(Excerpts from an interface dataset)
┏━━
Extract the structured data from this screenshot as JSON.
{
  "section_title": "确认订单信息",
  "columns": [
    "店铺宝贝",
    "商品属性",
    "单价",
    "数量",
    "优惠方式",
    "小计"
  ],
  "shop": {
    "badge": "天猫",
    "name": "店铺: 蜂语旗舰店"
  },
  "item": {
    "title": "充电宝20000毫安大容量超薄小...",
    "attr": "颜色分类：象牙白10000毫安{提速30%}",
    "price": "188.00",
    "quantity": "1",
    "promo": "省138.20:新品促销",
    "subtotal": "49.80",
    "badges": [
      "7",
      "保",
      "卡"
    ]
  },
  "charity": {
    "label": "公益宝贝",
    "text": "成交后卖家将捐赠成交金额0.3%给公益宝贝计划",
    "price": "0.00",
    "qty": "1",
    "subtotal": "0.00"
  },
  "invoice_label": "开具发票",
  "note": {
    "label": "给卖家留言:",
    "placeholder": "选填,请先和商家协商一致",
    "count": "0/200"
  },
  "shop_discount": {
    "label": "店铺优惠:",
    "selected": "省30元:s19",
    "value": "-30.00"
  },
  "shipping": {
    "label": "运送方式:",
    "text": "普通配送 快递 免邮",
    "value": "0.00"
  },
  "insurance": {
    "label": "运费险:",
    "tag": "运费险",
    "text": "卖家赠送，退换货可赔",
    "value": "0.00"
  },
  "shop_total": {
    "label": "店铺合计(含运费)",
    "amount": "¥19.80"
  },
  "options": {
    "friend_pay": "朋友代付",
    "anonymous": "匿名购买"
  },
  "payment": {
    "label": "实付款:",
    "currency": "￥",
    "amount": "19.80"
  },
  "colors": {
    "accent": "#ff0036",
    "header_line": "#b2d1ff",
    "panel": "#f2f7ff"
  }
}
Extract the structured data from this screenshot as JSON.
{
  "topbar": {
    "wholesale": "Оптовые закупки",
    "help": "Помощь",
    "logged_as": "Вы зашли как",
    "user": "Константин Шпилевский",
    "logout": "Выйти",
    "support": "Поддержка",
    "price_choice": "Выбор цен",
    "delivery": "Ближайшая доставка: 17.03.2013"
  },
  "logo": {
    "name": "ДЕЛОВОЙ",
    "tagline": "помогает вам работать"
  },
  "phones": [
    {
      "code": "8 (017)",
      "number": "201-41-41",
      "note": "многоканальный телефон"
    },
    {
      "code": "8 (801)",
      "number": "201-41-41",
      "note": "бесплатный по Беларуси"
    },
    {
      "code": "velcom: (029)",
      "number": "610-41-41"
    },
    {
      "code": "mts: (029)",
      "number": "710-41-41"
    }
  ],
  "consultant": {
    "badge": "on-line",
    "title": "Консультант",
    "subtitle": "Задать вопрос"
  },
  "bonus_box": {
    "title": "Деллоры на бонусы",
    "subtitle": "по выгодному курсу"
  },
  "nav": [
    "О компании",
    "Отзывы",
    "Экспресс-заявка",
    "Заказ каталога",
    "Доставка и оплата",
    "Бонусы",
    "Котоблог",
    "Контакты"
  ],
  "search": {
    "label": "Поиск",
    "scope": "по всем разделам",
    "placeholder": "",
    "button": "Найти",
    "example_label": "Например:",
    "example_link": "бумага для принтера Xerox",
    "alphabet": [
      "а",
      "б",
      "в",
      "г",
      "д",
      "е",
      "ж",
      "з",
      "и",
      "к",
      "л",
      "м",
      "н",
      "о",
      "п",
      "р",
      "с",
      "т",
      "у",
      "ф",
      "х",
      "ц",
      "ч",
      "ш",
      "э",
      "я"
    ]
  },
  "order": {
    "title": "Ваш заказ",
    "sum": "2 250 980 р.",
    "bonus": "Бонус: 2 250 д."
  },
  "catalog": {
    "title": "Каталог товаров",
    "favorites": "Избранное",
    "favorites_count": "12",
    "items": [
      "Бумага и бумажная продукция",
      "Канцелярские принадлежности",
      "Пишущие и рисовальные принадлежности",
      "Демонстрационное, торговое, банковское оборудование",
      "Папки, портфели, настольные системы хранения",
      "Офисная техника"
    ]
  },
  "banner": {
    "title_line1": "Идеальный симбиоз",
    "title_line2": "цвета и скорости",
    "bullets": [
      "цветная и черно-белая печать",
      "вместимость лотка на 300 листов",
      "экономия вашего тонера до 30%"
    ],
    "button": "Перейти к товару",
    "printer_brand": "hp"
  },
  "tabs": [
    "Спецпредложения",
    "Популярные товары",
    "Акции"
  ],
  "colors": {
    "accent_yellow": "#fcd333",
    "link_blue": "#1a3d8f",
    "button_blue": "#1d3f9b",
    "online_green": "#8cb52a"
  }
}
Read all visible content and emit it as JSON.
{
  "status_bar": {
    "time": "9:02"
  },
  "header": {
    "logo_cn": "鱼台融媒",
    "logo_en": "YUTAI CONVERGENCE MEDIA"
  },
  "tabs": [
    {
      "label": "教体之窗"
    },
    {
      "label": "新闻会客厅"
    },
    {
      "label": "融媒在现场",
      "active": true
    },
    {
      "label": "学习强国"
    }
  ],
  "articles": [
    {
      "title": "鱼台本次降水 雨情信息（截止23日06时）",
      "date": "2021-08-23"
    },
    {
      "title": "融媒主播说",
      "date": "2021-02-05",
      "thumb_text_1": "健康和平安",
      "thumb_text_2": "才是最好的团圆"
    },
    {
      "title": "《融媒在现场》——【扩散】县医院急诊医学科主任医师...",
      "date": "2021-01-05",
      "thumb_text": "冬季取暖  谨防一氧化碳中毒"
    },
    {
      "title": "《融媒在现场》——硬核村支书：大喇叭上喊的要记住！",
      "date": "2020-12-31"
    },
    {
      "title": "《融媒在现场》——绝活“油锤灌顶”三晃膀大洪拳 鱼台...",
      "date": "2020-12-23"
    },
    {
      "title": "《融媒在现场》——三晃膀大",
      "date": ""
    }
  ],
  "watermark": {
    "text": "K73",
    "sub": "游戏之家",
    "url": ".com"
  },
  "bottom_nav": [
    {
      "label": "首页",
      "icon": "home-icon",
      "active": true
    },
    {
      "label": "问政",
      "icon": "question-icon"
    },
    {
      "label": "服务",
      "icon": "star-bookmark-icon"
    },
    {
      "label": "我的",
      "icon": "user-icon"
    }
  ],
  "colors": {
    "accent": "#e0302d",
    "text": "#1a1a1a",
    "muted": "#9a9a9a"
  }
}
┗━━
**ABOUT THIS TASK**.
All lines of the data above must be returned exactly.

**ANSWER TO THIS EXERCISE**.
Extract the structured data from this screenshot as JSON.
{
  "section_title": "确认订单信息",
  "columns": [
    "店铺宝贝",
    "商品属性",
    "单价",
    "数量",
    "优惠方式",
    "小计"
  ],
  "shop": {
    "badge": "天猫",
    "name": "店铺: 蜂语旗舰店"
  },
  "item": {
    "title": "充电宝20000毫安大容量超薄小...",
    "attr": "颜色分类：象牙白10000毫安{提速30%}",
    "price": "188.00",
    "quantity": "1",
    "promo": "省138.20:新品促销",
    "subtotal": "49.80",
    "badges": [
      "7",
      "保",
      "卡"
    ]
  },
  "charity": {
    "label": "公益宝贝",
    "text": "成交后卖家将捐赠成交金额0.3%给公益宝贝计划",
    "price": "0.00",
    "qty": "1",
    "subtotal": "0.00"
  },
  "invoice_label": "开具发票",
  "note": {
    "label": "给卖家留言:",
    "placeholder": "选填,请先和商家协商一致",
    "count": "0/200"
  },
  "shop_discount": {
    "label": "店铺优惠:",
    "selected": "省30元:s19",
    "value": "-30.00"
  },
  "shipping": {
    "label": "运送方式:",
    "text": "普通配送 快递 免邮",
    "value": "0.00"
  },
  "insurance": {
    "label": "运费险:",
    "tag": "运费险",
    "text": "卖家赠送，退换货可赔",
    "value": "0.00"
  },
  "shop_total": {
    "label": "店铺合计(含运费)",
    "amount": "¥19.80"
  },
  "options": {
    "friend_pay": "朋友代付",
    "anonymous": "匿名购买"
  },
  "payment": {
    "label": "实付款:",
    "currency": "￥",
    "amount": "19.80"
  },
  "colors": {
    "accent": "#ff0036",
    "header_line": "#b2d1ff",
    "panel": "#f2f7ff"
  }
}
Extract the structured data from this screenshot as JSON.
{
  "topbar": {
    "wholesale": "Оптовые закупки",
    "help": "Помощь",
    "logged_as": "Вы зашли как",
    "user": "Константин Шпилевский",
    "logout": "Выйти",
    "support": "Поддержка",
    "price_choice": "Выбор цен",
    "delivery": "Ближайшая доставка: 17.03.2013"
  },
  "logo": {
    "name": "ДЕЛОВОЙ",
    "tagline": "помогает вам работать"
  },
  "phones": [
    {
      "code": "8 (017)",
      "number": "201-41-41",
      "note": "многоканальный телефон"
    },
    {
      "code": "8 (801)",
      "number": "201-41-41",
      "note": "бесплатный по Беларуси"
    },
    {
      "code": "velcom: (029)",
      "number": "610-41-41"
    },
    {
      "code": "mts: (029)",
      "number": "710-41-41"
    }
  ],
  "consultant": {
    "badge": "on-line",
    "title": "Консультант",
    "subtitle": "Задать вопрос"
  },
  "bonus_box": {
    "title": "Деллоры на бонусы",
    "subtitle": "по выгодному курсу"
  },
  "nav": [
    "О компании",
    "Отзывы",
    "Экспресс-заявка",
    "Заказ каталога",
    "Доставка и оплата",
    "Бонусы",
    "Котоблог",
    "Контакты"
  ],
  "search": {
    "label": "Поиск",
    "scope": "по всем разделам",
    "placeholder": "",
    "button": "Найти",
    "example_label": "Например:",
    "example_link": "бумага для принтера Xerox",
    "alphabet": [
      "а",
      "б",
      "в",
      "г",
      "д",
      "е",
      "ж",
      "з",
      "и",
      "к",
      "л",
      "м",
      "н",
      "о",
      "п",
      "р",
      "с",
      "т",
      "у",
      "ф",
      "х",
      "ц",
      "ч",
      "ш",
      "э",
      "я"
    ]
  },
  "order": {
    "title": "Ваш заказ",
    "sum": "2 250 980 р.",
    "bonus": "Бонус: 2 250 д."
  },
  "catalog": {
    "title": "Каталог товаров",
    "favorites": "Избранное",
    "favorites_count": "12",
    "items": [
      "Бумага и бумажная продукция",
      "Канцелярские принадлежности",
      "Пишущие и рисовальные принадлежности",
      "Демонстрационное, торговое, банковское оборудование",
      "Папки, портфели, настольные системы хранения",
      "Офисная техника"
    ]
  },
  "banner": {
    "title_line1": "Идеальный симбиоз",
    "title_line2": "цвета и скорости",
    "bullets": [
      "цветная и черно-белая печать",
      "вместимость лотка на 300 листов",
      "экономия вашего тонера до 30%"
    ],
    "button": "Перейти к товару",
    "printer_brand": "hp"
  },
  "tabs": [
    "Спецпредложения",
    "Популярные товары",
    "Акции"
  ],
  "colors": {
    "accent_yellow": "#fcd333",
    "link_blue": "#1a3d8f",
    "button_blue": "#1d3f9b",
    "online_green": "#8cb52a"
  }
}
Read all visible content and emit it as JSON.
{
  "status_bar": {
    "time": "9:02"
  },
  "header": {
    "logo_cn": "鱼台融媒",
    "logo_en": "YUTAI CONVERGENCE MEDIA"
  },
  "tabs": [
    {
      "label": "教体之窗"
    },
    {
      "label": "新闻会客厅"
    },
    {
      "label": "融媒在现场",
      "active": true
    },
    {
      "label": "学习强国"
    }
  ],
  "articles": [
    {
      "title": "鱼台本次降水 雨情信息（截止23日06时）",
      "date": "2021-08-23"
    },
    {
      "title": "融媒主播说",
      "date": "2021-02-05",
      "thumb_text_1": "健康和平安",
      "thumb_text_2": "才是最好的团圆"
    },
    {
      "title": "《融媒在现场》——【扩散】县医院急诊医学科主任医师...",
      "date": "2021-01-05",
      "thumb_text": "冬季取暖  谨防一氧化碳中毒"
    },
    {
      "title": "《融媒在现场》——硬核村支书：大喇叭上喊的要记住！",
      "date": "2020-12-31"
    },
    {
      "title": "《融媒在现场》——绝活“油锤灌顶”三晃膀大洪拳 鱼台...",
      "date": "2020-12-23"
    },
    {
      "title": "《融媒在现场》——三晃膀大",
      "date": ""
    }
  ],
  "watermark": {
    "text": "K73",
    "sub": "游戏之家",
    "url": ".com"
  },
  "bottom_nav": [
    {
      "label": "首页",
      "icon": "home-icon",
      "active": true
    },
    {
      "label": "问政",
      "icon": "question-icon"
    },
    {
      "label": "服务",
      "icon": "star-bookmark-icon"
    },
    {
      "label": "我的",
      "icon": "user-icon"
    }
  ],
  "colors": {
    "accent": "#e0302d",
    "text": "#1a1a1a",
    "muted": "#9a9a9a"
  }
}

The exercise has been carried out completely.